CAIRO — In an effort to increase voter turnout, Egyptians were handed food parcels and free rides, and in some cases were ordered to vote in favor of constitutional changes to prolong President Abdel Fatah al-Sissi’s rule in a three-day referendum that ended Monday.
In one polling station, voters were clutching business-card-size coupons and openly demanded to know from Sissi supporters where they could pick up their food parcels, including rice, oil and sugar, after they had voted. The place to pick up the food packages was on the next block, less than a minute’s walk away, at a house where voters gathered outside seeking to redeem the coupons.

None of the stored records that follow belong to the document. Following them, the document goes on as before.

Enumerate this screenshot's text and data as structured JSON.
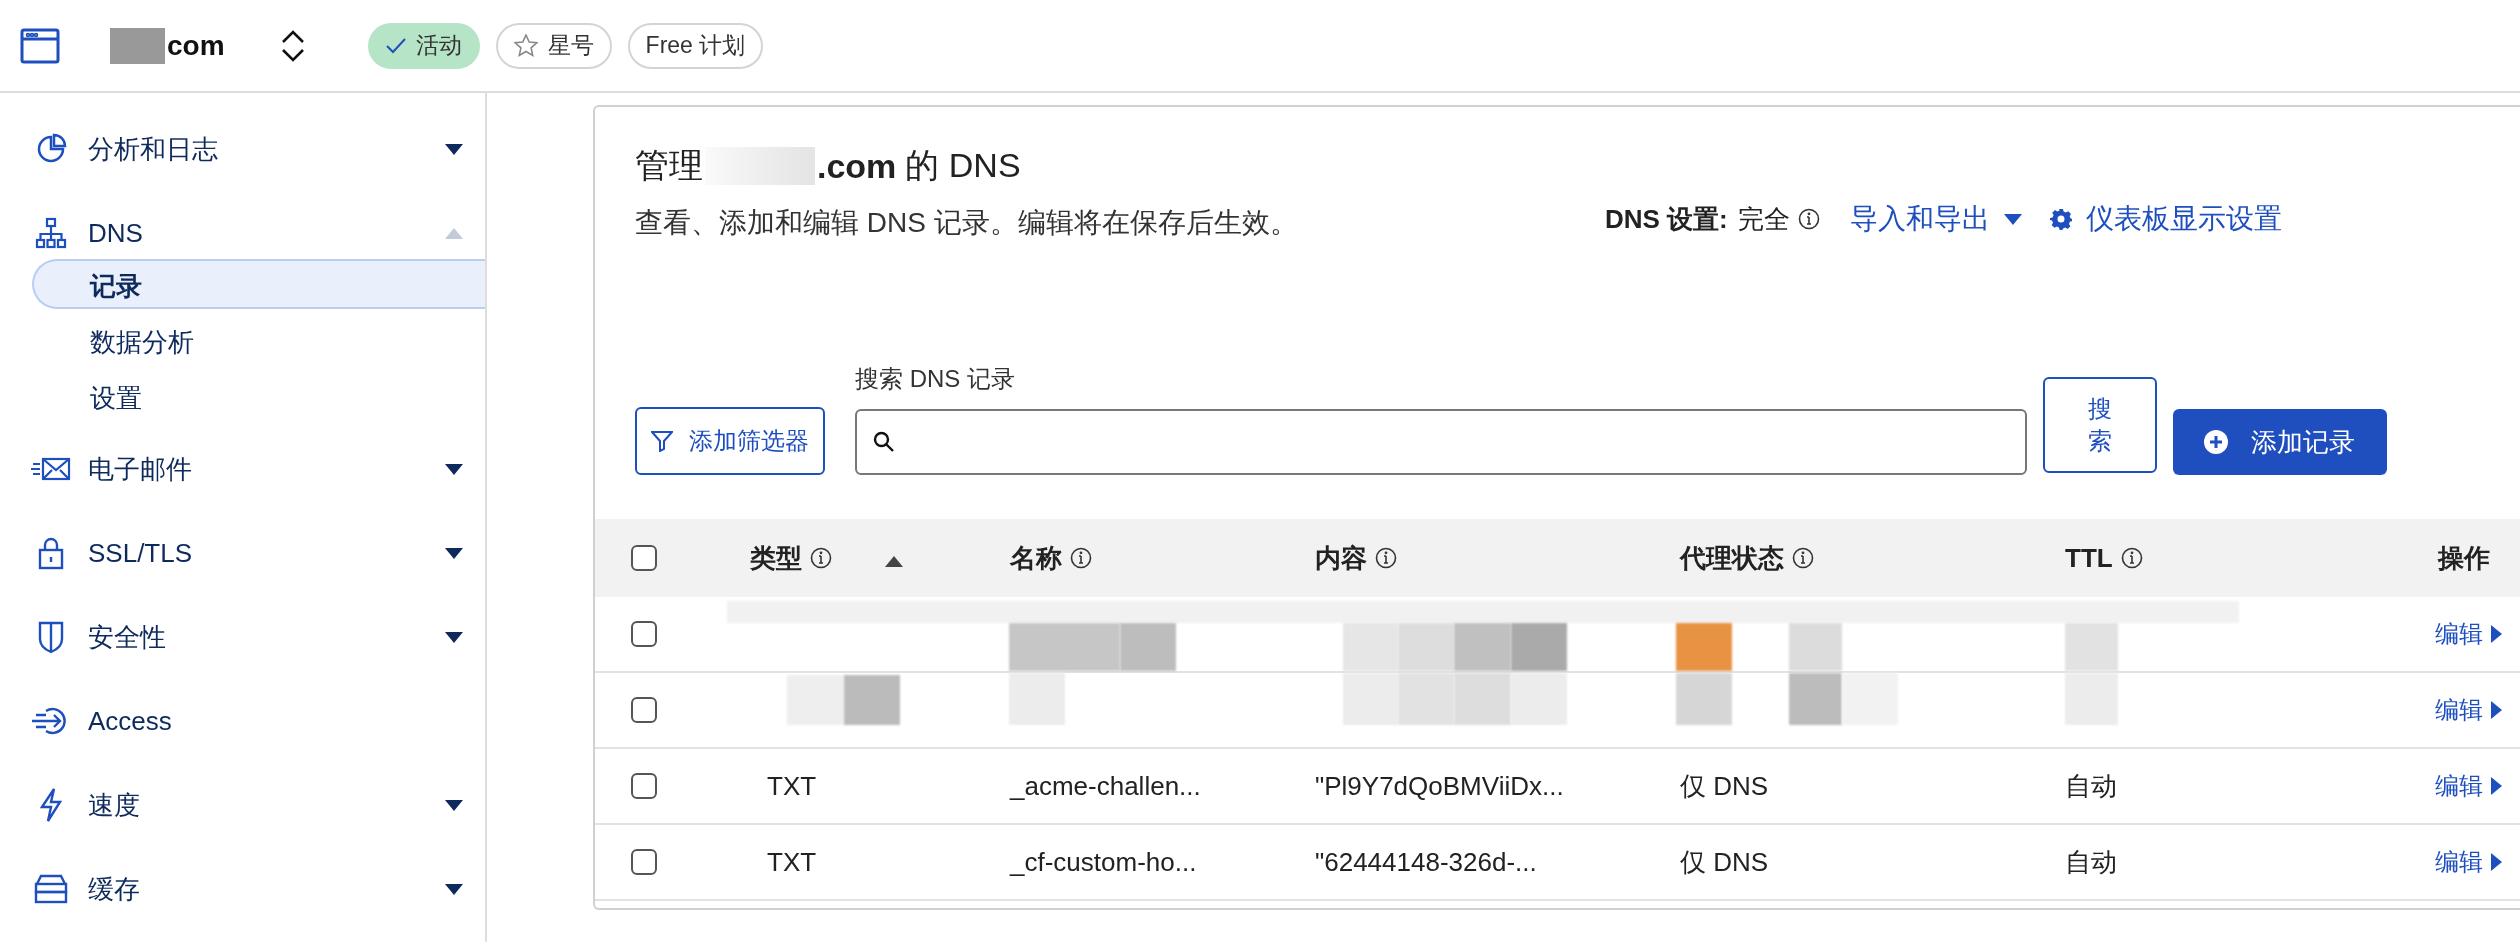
{
  "top_bar": {
    "domain": "com",
    "badges": [
      {
        "label": "活动",
        "kind": "status"
      },
      {
        "label": "星号",
        "kind": "star"
      },
      {
        "label": "Free 计划",
        "kind": "plan"
      }
    ]
  },
  "sidebar": {
    "items": [
      {
        "label": "分析和日志",
        "expanded": false
      },
      {
        "label": "DNS",
        "expanded": true,
        "children": [
          {
            "label": "记录",
            "selected": true
          },
          {
            "label": "数据分析",
            "selected": false
          },
          {
            "label": "设置",
            "selected": false
          }
        ]
      },
      {
        "label": "电子邮件",
        "expanded": false
      },
      {
        "label": "SSL/TLS",
        "expanded": false
      },
      {
        "label": "安全性",
        "expanded": false
      },
      {
        "label": "Access"
      },
      {
        "label": "速度",
        "expanded": false
      },
      {
        "label": "缓存",
        "expanded": false
      }
    ]
  },
  "header": {
    "title_prefix": "管理",
    "title_domain": ".com",
    "title_suffix": "的 DNS",
    "description": "查看、添加和编辑 DNS 记录。编辑将在保存后生效。",
    "setting_label": "DNS 设置:",
    "setting_value": "完全",
    "import_export": "导入和导出",
    "dashboard_settings": "仪表板显示设置"
  },
  "toolbar": {
    "filter_button": "添加筛选器",
    "search_label": "搜索 DNS 记录",
    "search_button": "搜索",
    "add_button": "添加记录"
  },
  "table": {
    "header_checked": false,
    "columns": [
      {
        "label": "类型",
        "info": true,
        "sorted": true
      },
      {
        "label": "名称",
        "info": true,
        "sorted": false
      },
      {
        "label": "内容",
        "info": true,
        "sorted": false
      },
      {
        "label": "代理状态",
        "info": true,
        "sorted": false
      },
      {
        "label": "TTL",
        "info": true,
        "sorted": false
      },
      {
        "label": "操作",
        "info": false,
        "sorted": false
      }
    ],
    "rows": [
      {
        "kind": "redacted",
        "checked": false,
        "action": "编辑"
      },
      {
        "kind": "redacted",
        "checked": false,
        "action": "编辑"
      },
      {
        "kind": "record",
        "checked": false,
        "type": "TXT",
        "name": "_acme-challen...",
        "content": "\"Pl9Y7dQoBMViiDx...",
        "proxy": "仅 DNS",
        "ttl": "自动",
        "action": "编辑"
      },
      {
        "kind": "record",
        "checked": false,
        "type": "TXT",
        "name": "_cf-custom-ho...",
        "content": "\"62444148-326d-...",
        "proxy": "仅 DNS",
        "ttl": "自动",
        "action": "编辑"
      }
    ]
  }
}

“People are getting their cards stamped after they voted in order to get the stuff,” explained one woman standing outside.
These practices were the latest indicator of an orchestrated campaign to ensure Sissi could remain president until 2030 with new powers that would hand him control over the judiciary and allow Egypt’s military to exert more control over the nation’s politics.
In a matter of a few weeks, the parliament, dominated by Sissi’s loyalists, pushed through constitutional amendments to extend presidential terms to six years and allow Sissi to run for a third term. Sissi’s government silenced any opposition, including shutting down an online campaign against the changes.
Then, after lawmakers endorsed the amendments last week, the government called a snap referendum, preventing any remaining opposition to prepare. Meanwhile, more than a week before the vote, Sissi’s supporters plastered Cairo and other cities with banners emblazoned with his face urging Egyptians to vote “yes” for the changes. On dozens of rides around the capital, not a single “no” banner was visible.
This was not the first time Sissi has gone all out to retain control. He was reelected last year after all his credible opponents were pushed out of the race, including through arrests and other forms of intimidation.
With the constitutional amendments all but certain to pass — results are expected in a week — the government is hoping for high voter turnout to create a veneer of legitimacy for Sissi’s tightening grip on the Arab world’s most populous country.
The National Council for Human Rights, a state-appointed group, also reported voters receiving food in exchange for votes. On social media, videos circulated of voters taking cartons of food if they voted “yes” on the amendments. There were also reports on social media of votes being bought with small amounts of cash in poorer areas.
In a statement, the government’s State Information Service described reports of food handouts as limited and that no state entity was involved. It also said that if the government wanted to influence voters, it wouldn’t need to resort to such measures.
The National Council also reported that vehicles emblazoned with signs of political parties were spotted transporting people to polling centers.
Meanwhile, trucks drove through the streets of Cairo with LED screens on their sides playing videos promoting Sissi and urging people to vote.
Some voters said they were ordered by their superiors to vote for Sissi.
“Our principal dictated to us what to do,” said Menna Ahmad, 34, a science teacher who said she voted “yes.” “She told us, ‘Go. I support Sissi, and you have to support him like me.’ She actually told us to participate, but practically speaking she forced us to support Sissi and vote ‘yes.’ ”
Ahmad said she was also told to take a photograph from inside the voting center to prove to the principal that she had voted.
By 3 p.m., though, voter turnout was under 40 percent at some polling stations. In some cases only about 25 percent of the registered voters had turned up over the past three days, election monitors said.
“A lot of people are opposed the amendments, so they are not coming,” said Wael Seif, the chief monitor at a voting station in central Cairo. “Others are clueless. They don’t know their rights. Of course, one wishes everyone will participate, whether they say ‘yes’ or ‘no.’ ”
Most Egyptians said they voted to prolong Sissi’s rule. Some said Sissi would bring political and economic stability, while others said it was essential he remained to combat terrorism, especially a virulent Islamic State branch in the country’s northern Sinai region.